Island Of The Giant Rats
Giant Rats as Large as an American Black Bear



 
Island Of The Giant Rats
Giant Rats as Large as an American Black Bear

 
Island gigantism is a biological phenomenon in which the size of animals isolated on an island increases dramatically in comparison to their mainland relatives.

Many rodents grow larger on islands, whereas carnivores, proboscideans and artiodactyls usually become smaller.


The giant hutias are an extinct group of large rodents known from fossil and subfossil material in the West Indies.

One species, Amblyrhiza inundata, is estimated to have weighed between 50 and 200 kg (110 and 440 lb), big specimens being as large as an American Black Bear.


This is much larger than Capybara, the largest rodent living today, but still much smaller than Josephoartigasia monesi, the largest rodent known. These animals may have persisted into historic times and were probably used as a food source by aboriginal humans.

All giant hutias are in a single family Heptaxodontidae, which contains no living species; this grouping seems to be paraphyletic and artificial however.

One small species, Quemisia, may have survived as late as the days when the Spanish were beginning to conquer North America. Some of their smaller relatives from the family Capromyidae, known as hutias, survive in the Caribbean Islands.


Island gigantism is a biological phenomenon in which the size of animals isolated on an island increases dramatically in comparison to their mainland relatives.

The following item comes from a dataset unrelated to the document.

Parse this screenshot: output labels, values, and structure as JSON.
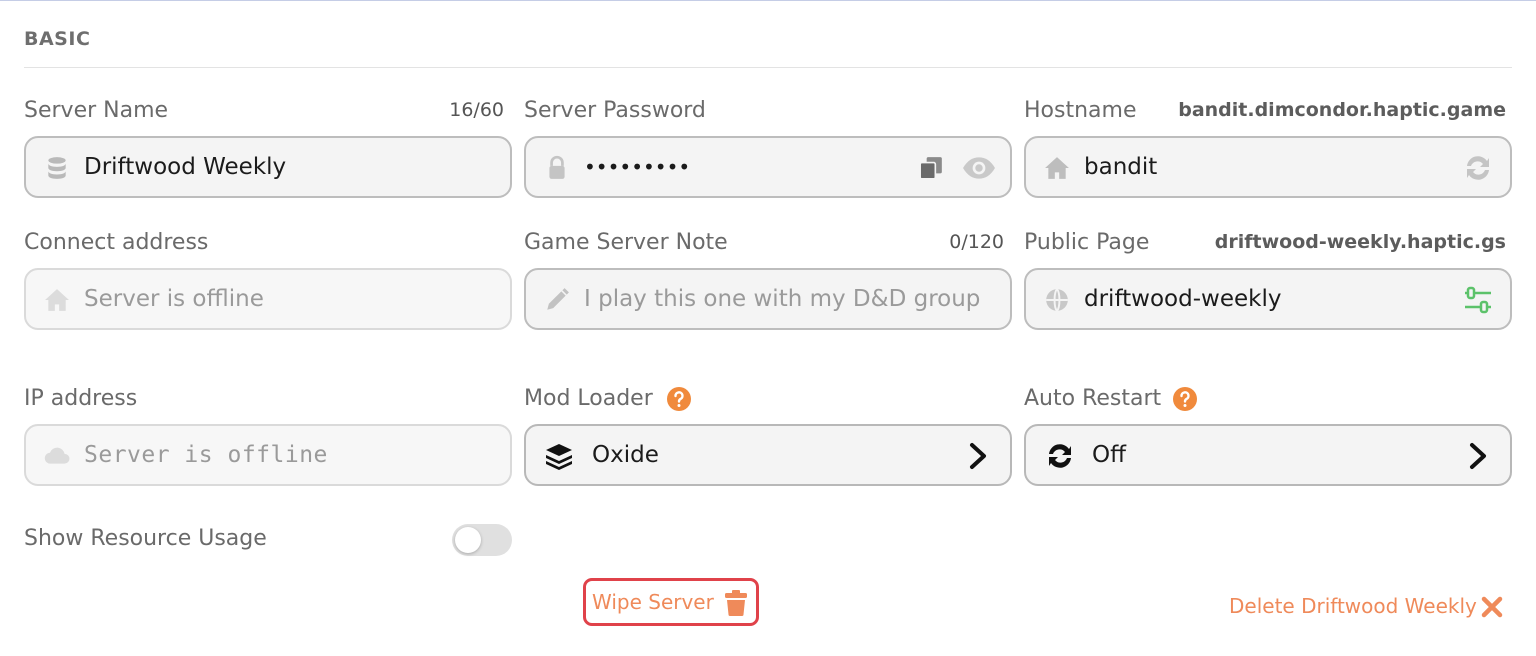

Large mammalian carnivores are often absent on islands, due to their large range requirements and/or difficulties in over-water dispersal.

In their absence, the ecological niches for large predators may be occupied by birds or reptiles, which can then grow to larger-than-normal size.

For example, on prehistoric Gargano Island in the Miocene-Pliocene Mediterranean, on islands in the Caribbean like Cuba, and on Madagascar and New Zealand, some or all apex predators were birds like eagles, falcons and owls, including some of the largest known examples of these groups.

However, birds and reptiles generally make less efficient large predators than advanced carnivorans. Since small size usually makes it easier for herbivores to escape or hide from predators, the decreased predation pressure on islands can allow them to grow larger.

Small herbivores may also benefit from the absence of competition from missing types of large herbivores. Thus, island gigantism is an evolutionary trend resulting from the removal of constraints related to predation and/or competition.

In contrast, the complementary phenomenon of island dwarfism results from the imposition of constraints associated with the limited area and food supply available on islands. As opposed to island dwarfism, island gigantism is found in most major vertebrate groups and in invertebrates.

With the arrival of humans and associated predators (dogs, cats, rats, pigs), many giant island endemics have become extinct.